There is another great piece on the above issues by Lawrence Gray-Hodson at Three And In (link here) which I’d recommend reading in its entirety, but a relevant extract is shown below:
“It’s been obvious since day one that Liverpool fans don’t like Roy Hodgson. To them he’s like a step-parent who has taken the place of their real dad. Yet they ignore the fact that their real dad was a rioja swilling buffoon who spent £20m on Robbie Keane. If Benitez was their real dad and Liverpool was their mum then their dad used to get into bad moods and slap her about the face a bit.
Yet when it’s your real dad you’re willing to overlook his flaws. Forget that he alienated your best midfielder so he could bring in the honest but limited Gareth Barry. Forget that when the title was there to be had his team conceded four goals to a Russian who barely moves from a 20 yard patch the entire game.
Along came Roy and he is kindly. He tried to win the Liverpool fans over by bringing them a present. “Hi”, he said, “I’m not trying to take the place of your real dad but here’s a Joe Cole to play with”. Granted, it’s a bit like getting second hand lego that has been chewed by a dog but at least the thought was there. From the start the famous Liverpool support turned their nose up at him.
That’s not support. That’s the opposite of support. You know the Scousers, so happy to wallow in misery that I bet many of them are enjoying this season much more than title winning ones because it means they always have something to cry about. I fully expect a group of celebrities to make a video about how Hodgson is killing their club. First it was Hicks and Gillett, then Hodgson, whoever comes next will be to blame I imagine.”
Now Liverpool aren’t the only ones guilty of having such fickle, deluded, short-sighted fans, lots of clubs are and it’s an increasingly modern phenomena, especially for the bigger clubs with larger fan-bases. United had the “Sack Fergie, Sell Giggs” brigade of the early 2000’s, but luckily the mini trophy drought at that time managed to filter out a few of the less committed fans.

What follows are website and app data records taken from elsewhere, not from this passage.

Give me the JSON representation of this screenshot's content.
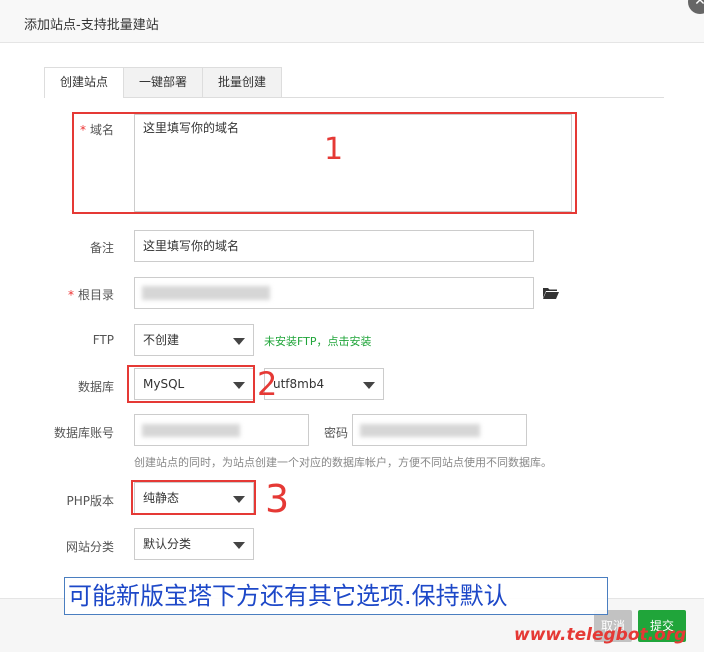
{
  "dialog": {
    "title": "添加站点-支持批量建站",
    "close_glyph": "✕"
  },
  "tabs": [
    {
      "label": "创建站点",
      "active": true
    },
    {
      "label": "一键部署",
      "active": false
    },
    {
      "label": "批量创建",
      "active": false
    }
  ],
  "form": {
    "domain": {
      "label": "域名",
      "required": "*",
      "value": "这里填写你的域名"
    },
    "remark": {
      "label": "备注",
      "value": "这里填写你的域名"
    },
    "root": {
      "label": "根目录",
      "required": "*",
      "value": ""
    },
    "ftp": {
      "label": "FTP",
      "value": "不创建",
      "hint": "未安装FTP，点击安装"
    },
    "database": {
      "label": "数据库",
      "value": "MySQL",
      "charset": "utf8mb4"
    },
    "db_account": {
      "label": "数据库账号",
      "value": "",
      "password_label": "密码",
      "password_value": ""
    },
    "db_hint": "创建站点的同时，为站点创建一个对应的数据库帐户，方便不同站点使用不同数据库。",
    "php": {
      "label": "PHP版本",
      "value": "纯静态"
    },
    "category": {
      "label": "网站分类",
      "value": "默认分类"
    }
  },
  "annotations": {
    "mark1": "1",
    "mark2": "2",
    "mark3": "3",
    "notice": "可能新版宝塔下方还有其它选项.保持默认",
    "watermark": "www.telegbot.org"
  },
  "footer": {
    "cancel_label": "取消",
    "submit_label": "提交"
  },
  "colors": {
    "accent_green": "#20a53a",
    "annotation_red": "#e53935",
    "notice_blue": "#1d48c8"
  },
  "icons": {
    "root_browse": "folder-open-icon"
  }
}
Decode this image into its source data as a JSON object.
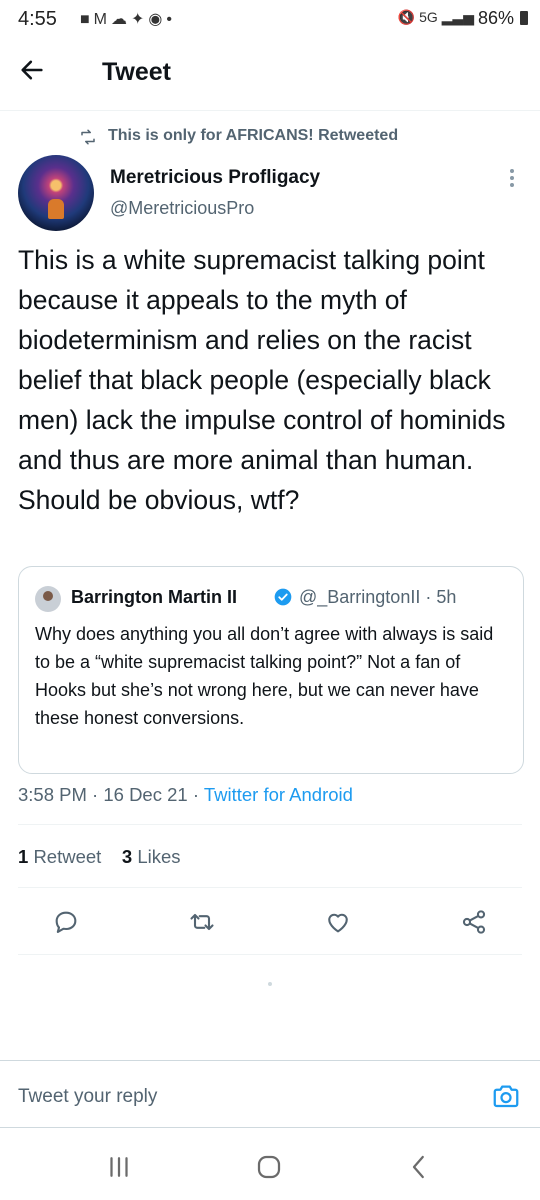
{
  "status_bar": {
    "time": "4:55",
    "notification_icons": [
      "chat-icon",
      "gmail-icon",
      "cloud-icon",
      "twitter-icon",
      "reddit-icon",
      "dot-icon"
    ],
    "system_icons": [
      "mute-icon",
      "5g-icon",
      "signal-icon"
    ],
    "network": "5G",
    "battery": "86%"
  },
  "header": {
    "title": "Tweet"
  },
  "retweet_context": {
    "text": "This is only for AFRICANS! Retweeted"
  },
  "tweet": {
    "author_name": "Meretricious Profligacy",
    "author_handle": "@MeretriciousPro",
    "text": "This is a white supremacist talking point because it appeals to the myth of biodeterminism and relies on the racist belief that black people (especially black men) lack the impulse control of hominids and thus are more animal than human. Should be obvious, wtf?",
    "time": "3:58 PM",
    "date": "16 Dec 21",
    "separator": "·",
    "source": "Twitter for Android"
  },
  "quoted_tweet": {
    "author_name": "Barrington Martin II",
    "handle": "@_BarringtonII",
    "age": "5h",
    "separator": "·",
    "text": "Why does anything you all don’t agree with always is said to be a “white supremacist talking point?” Not a fan of Hooks but she’s not wrong here, but we can never have these honest conversions."
  },
  "stats": {
    "retweets_count": "1",
    "retweets_label": "Retweet",
    "likes_count": "3",
    "likes_label": "Likes"
  },
  "actions": [
    "reply-icon",
    "retweet-icon",
    "like-icon",
    "share-icon"
  ],
  "reply": {
    "placeholder": "Tweet your reply"
  },
  "colors": {
    "accent": "#1d9bf0",
    "text_primary": "#0f1419",
    "text_secondary": "#536471",
    "border": "#cfd9de"
  }
}
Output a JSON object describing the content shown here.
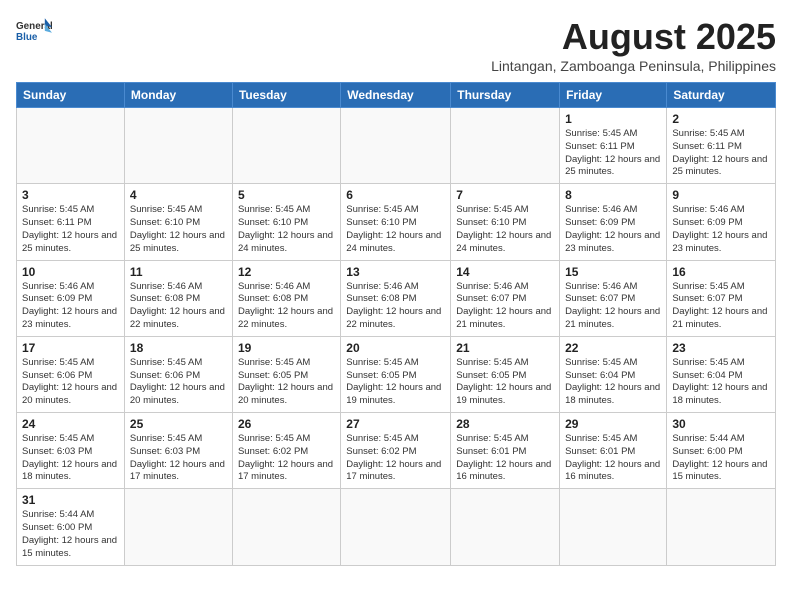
{
  "header": {
    "logo_general": "General",
    "logo_blue": "Blue",
    "month_title": "August 2025",
    "location": "Lintangan, Zamboanga Peninsula, Philippines"
  },
  "weekdays": [
    "Sunday",
    "Monday",
    "Tuesday",
    "Wednesday",
    "Thursday",
    "Friday",
    "Saturday"
  ],
  "weeks": [
    [
      {
        "day": "",
        "content": ""
      },
      {
        "day": "",
        "content": ""
      },
      {
        "day": "",
        "content": ""
      },
      {
        "day": "",
        "content": ""
      },
      {
        "day": "",
        "content": ""
      },
      {
        "day": "1",
        "content": "Sunrise: 5:45 AM\nSunset: 6:11 PM\nDaylight: 12 hours and 25 minutes."
      },
      {
        "day": "2",
        "content": "Sunrise: 5:45 AM\nSunset: 6:11 PM\nDaylight: 12 hours and 25 minutes."
      }
    ],
    [
      {
        "day": "3",
        "content": "Sunrise: 5:45 AM\nSunset: 6:11 PM\nDaylight: 12 hours and 25 minutes."
      },
      {
        "day": "4",
        "content": "Sunrise: 5:45 AM\nSunset: 6:10 PM\nDaylight: 12 hours and 25 minutes."
      },
      {
        "day": "5",
        "content": "Sunrise: 5:45 AM\nSunset: 6:10 PM\nDaylight: 12 hours and 24 minutes."
      },
      {
        "day": "6",
        "content": "Sunrise: 5:45 AM\nSunset: 6:10 PM\nDaylight: 12 hours and 24 minutes."
      },
      {
        "day": "7",
        "content": "Sunrise: 5:45 AM\nSunset: 6:10 PM\nDaylight: 12 hours and 24 minutes."
      },
      {
        "day": "8",
        "content": "Sunrise: 5:46 AM\nSunset: 6:09 PM\nDaylight: 12 hours and 23 minutes."
      },
      {
        "day": "9",
        "content": "Sunrise: 5:46 AM\nSunset: 6:09 PM\nDaylight: 12 hours and 23 minutes."
      }
    ],
    [
      {
        "day": "10",
        "content": "Sunrise: 5:46 AM\nSunset: 6:09 PM\nDaylight: 12 hours and 23 minutes."
      },
      {
        "day": "11",
        "content": "Sunrise: 5:46 AM\nSunset: 6:08 PM\nDaylight: 12 hours and 22 minutes."
      },
      {
        "day": "12",
        "content": "Sunrise: 5:46 AM\nSunset: 6:08 PM\nDaylight: 12 hours and 22 minutes."
      },
      {
        "day": "13",
        "content": "Sunrise: 5:46 AM\nSunset: 6:08 PM\nDaylight: 12 hours and 22 minutes."
      },
      {
        "day": "14",
        "content": "Sunrise: 5:46 AM\nSunset: 6:07 PM\nDaylight: 12 hours and 21 minutes."
      },
      {
        "day": "15",
        "content": "Sunrise: 5:46 AM\nSunset: 6:07 PM\nDaylight: 12 hours and 21 minutes."
      },
      {
        "day": "16",
        "content": "Sunrise: 5:45 AM\nSunset: 6:07 PM\nDaylight: 12 hours and 21 minutes."
      }
    ],
    [
      {
        "day": "17",
        "content": "Sunrise: 5:45 AM\nSunset: 6:06 PM\nDaylight: 12 hours and 20 minutes."
      },
      {
        "day": "18",
        "content": "Sunrise: 5:45 AM\nSunset: 6:06 PM\nDaylight: 12 hours and 20 minutes."
      },
      {
        "day": "19",
        "content": "Sunrise: 5:45 AM\nSunset: 6:05 PM\nDaylight: 12 hours and 20 minutes."
      },
      {
        "day": "20",
        "content": "Sunrise: 5:45 AM\nSunset: 6:05 PM\nDaylight: 12 hours and 19 minutes."
      },
      {
        "day": "21",
        "content": "Sunrise: 5:45 AM\nSunset: 6:05 PM\nDaylight: 12 hours and 19 minutes."
      },
      {
        "day": "22",
        "content": "Sunrise: 5:45 AM\nSunset: 6:04 PM\nDaylight: 12 hours and 18 minutes."
      },
      {
        "day": "23",
        "content": "Sunrise: 5:45 AM\nSunset: 6:04 PM\nDaylight: 12 hours and 18 minutes."
      }
    ],
    [
      {
        "day": "24",
        "content": "Sunrise: 5:45 AM\nSunset: 6:03 PM\nDaylight: 12 hours and 18 minutes."
      },
      {
        "day": "25",
        "content": "Sunrise: 5:45 AM\nSunset: 6:03 PM\nDaylight: 12 hours and 17 minutes."
      },
      {
        "day": "26",
        "content": "Sunrise: 5:45 AM\nSunset: 6:02 PM\nDaylight: 12 hours and 17 minutes."
      },
      {
        "day": "27",
        "content": "Sunrise: 5:45 AM\nSunset: 6:02 PM\nDaylight: 12 hours and 17 minutes."
      },
      {
        "day": "28",
        "content": "Sunrise: 5:45 AM\nSunset: 6:01 PM\nDaylight: 12 hours and 16 minutes."
      },
      {
        "day": "29",
        "content": "Sunrise: 5:45 AM\nSunset: 6:01 PM\nDaylight: 12 hours and 16 minutes."
      },
      {
        "day": "30",
        "content": "Sunrise: 5:44 AM\nSunset: 6:00 PM\nDaylight: 12 hours and 15 minutes."
      }
    ],
    [
      {
        "day": "31",
        "content": "Sunrise: 5:44 AM\nSunset: 6:00 PM\nDaylight: 12 hours and 15 minutes."
      },
      {
        "day": "",
        "content": ""
      },
      {
        "day": "",
        "content": ""
      },
      {
        "day": "",
        "content": ""
      },
      {
        "day": "",
        "content": ""
      },
      {
        "day": "",
        "content": ""
      },
      {
        "day": "",
        "content": ""
      }
    ]
  ]
}
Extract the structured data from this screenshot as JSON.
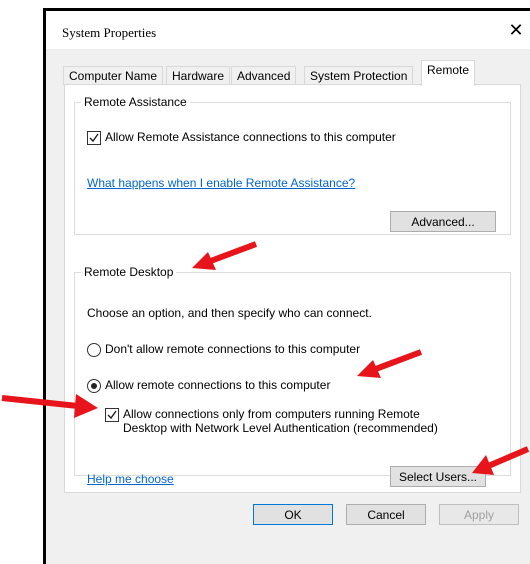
{
  "window": {
    "title": "System Properties",
    "close_glyph": "✕"
  },
  "tabs": [
    {
      "label": "Computer Name",
      "active": false
    },
    {
      "label": "Hardware",
      "active": false
    },
    {
      "label": "Advanced",
      "active": false
    },
    {
      "label": "System Protection",
      "active": false
    },
    {
      "label": "Remote",
      "active": true
    }
  ],
  "remote_assistance": {
    "group_label": "Remote Assistance",
    "allow_checkbox_label": "Allow Remote Assistance connections to this computer",
    "allow_checked": true,
    "help_link": "What happens when I enable Remote Assistance?",
    "advanced_button": "Advanced..."
  },
  "remote_desktop": {
    "group_label": "Remote Desktop",
    "instruction": "Choose an option, and then specify who can connect.",
    "option_dont_allow": "Don't allow remote connections to this computer",
    "option_allow": "Allow remote connections to this computer",
    "selected_option": "allow",
    "nla_label_line1": "Allow connections only from computers running Remote",
    "nla_label_line2": "Desktop with Network Level Authentication (recommended)",
    "nla_checked": true,
    "help_link": "Help me choose",
    "select_users_button": "Select Users..."
  },
  "footer": {
    "ok": "OK",
    "cancel": "Cancel",
    "apply": "Apply"
  },
  "colors": {
    "arrow": "#e8141b",
    "link": "#0066cc",
    "focus": "#0078d7"
  }
}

And judging by the attendance of roughly 35,000 for Liverpool the other night in a stadium with a capacity of approximately 45,000, despite the game being on a bank holiday and not being televised, I think that we may be seeing the true extent of the numbers of the Anfield faithful, and the contemporary identity of what is the modern Liverpool fan.